Wherever a picture appears in the data below, omit it, and restate everything else word for word.

※

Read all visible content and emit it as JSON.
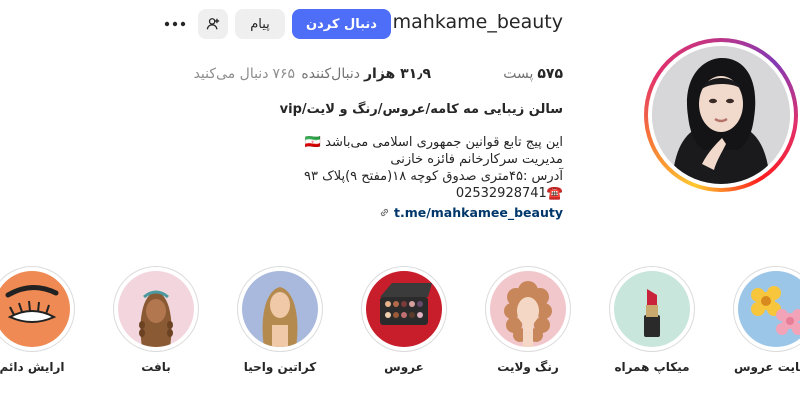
{
  "profile": {
    "username": "mahkame_beauty",
    "follow_label": "دنبال کردن",
    "message_label": "پیام",
    "posts_count": "۵۷۵",
    "posts_label": "پست",
    "followers_count": "۳۱٫۹ هزار",
    "followers_label": "دنبال‌کننده",
    "following_count": "۷۶۵",
    "following_label": "دنبال می‌کنید"
  },
  "bio": {
    "name": "سالن زیبایی مه کامه/عروس/رنگ و لایت/vip",
    "lines": [
      "این پیج تابع قوانین جمهوری اسلامی می‌باشد 🇮🇷",
      "مدیریت سرکارخانم فائزه خازنی",
      "آدرس :۴۵متری صدوق کوچه ۱۸(مفتح ۹)پلاک ۹۳",
      "☎️02532928741"
    ],
    "link": "t.me/mahkamee_beauty"
  },
  "highlights": [
    {
      "label": "رضایت عروس",
      "icon": "flowers"
    },
    {
      "label": "میکاپ همراه",
      "icon": "lipstick"
    },
    {
      "label": "رنگ ولایت",
      "icon": "curly-hair"
    },
    {
      "label": "عروس",
      "icon": "eyeshadow-palette"
    },
    {
      "label": "کراتین واحیا",
      "icon": "long-hair-woman"
    },
    {
      "label": "بافت",
      "icon": "braided-hair"
    },
    {
      "label": "ارایش دائم",
      "icon": "eyelash-eyebrow"
    }
  ],
  "icons": {
    "more": "more-dots-icon",
    "suggest": "add-person-icon",
    "link": "link-icon"
  },
  "colors": {
    "follow_button": "#4f6ef7",
    "link": "#00376b",
    "story_ring": "#e1306c"
  }
}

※

» **Result of this exercise**:
Read all visible content and emit it as JSON.
{
  "profile": {
    "username": "mahkame_beauty",
    "follow_label": "دنبال کردن",
    "message_label": "پیام",
    "posts_count": "۵۷۵",
    "posts_label": "پست",
    "followers_count": "۳۱٫۹ هزار",
    "followers_label": "دنبال‌کننده",
    "following_count": "۷۶۵",
    "following_label": "دنبال می‌کنید"
  },
  "bio": {
    "name": "سالن زیبایی مه کامه/عروس/رنگ و لایت/vip",
    "lines": [
      "این پیج تابع قوانین جمهوری اسلامی می‌باشد 🇮🇷",
      "مدیریت سرکارخانم فائزه خازنی",
      "آدرس :۴۵متری صدوق کوچه ۱۸(مفتح ۹)پلاک ۹۳",
      "☎️02532928741"
    ],
    "link": "t.me/mahkamee_beauty"
  },
  "highlights": [
    {
      "label": "رضایت عروس",
      "icon": "flowers"
    },
    {
      "label": "میکاپ همراه",
      "icon": "lipstick"
    },
    {
      "label": "رنگ ولایت",
      "icon": "curly-hair"
    },
    {
      "label": "عروس",
      "icon": "eyeshadow-palette"
    },
    {
      "label": "کراتین واحیا",
      "icon": "long-hair-woman"
    },
    {
      "label": "بافت",
      "icon": "braided-hair"
    },
    {
      "label": "ارایش دائم",
      "icon": "eyelash-eyebrow"
    }
  ],
  "icons": {
    "more": "more-dots-icon",
    "suggest": "add-person-icon",
    "link": "link-icon"
  },
  "colors": {
    "follow_button": "#4f6ef7",
    "link": "#00376b",
    "story_ring": "#e1306c"
  }
}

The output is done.